We've been working on projects in areas that have suffered weather related disasters. Within those projects we have to compare housing lost and population displaced with current census projections. Have you ever wondered how the United States Census Bureau formulates their projected population figures? And, do they allot for potential natural disasters? We're here to shed some light on the subject.
The US Census Bureau typically develops their population projections (estimates) starting with the most recent decennial census then applying the "cohort-component method." These projections take into account possible changes based on assumptions on future births, deaths, and international and domestic migration.
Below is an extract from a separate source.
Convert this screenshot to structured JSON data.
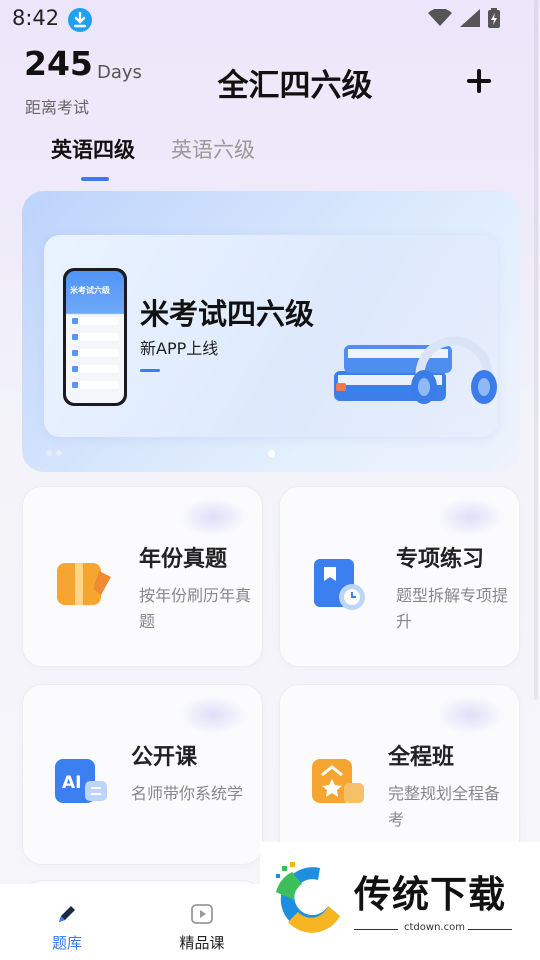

Using the cohort-component method, updated numbers in a census group are generated by applying specified mortality and migration assumptions to that group. For example, specified fertility assumptions are applied to the female population of childbearing age to derive new birth cohorts.
According to the US Census Bureau, some events such as the natural disasters that occurred in Tuscaloosa, Ala., and Joplin, Mo., in 2011 are unpredictable. Their impact on a population cannot be foreseen and are not taken into consideration when projecting population figures.
By Rachel Ballard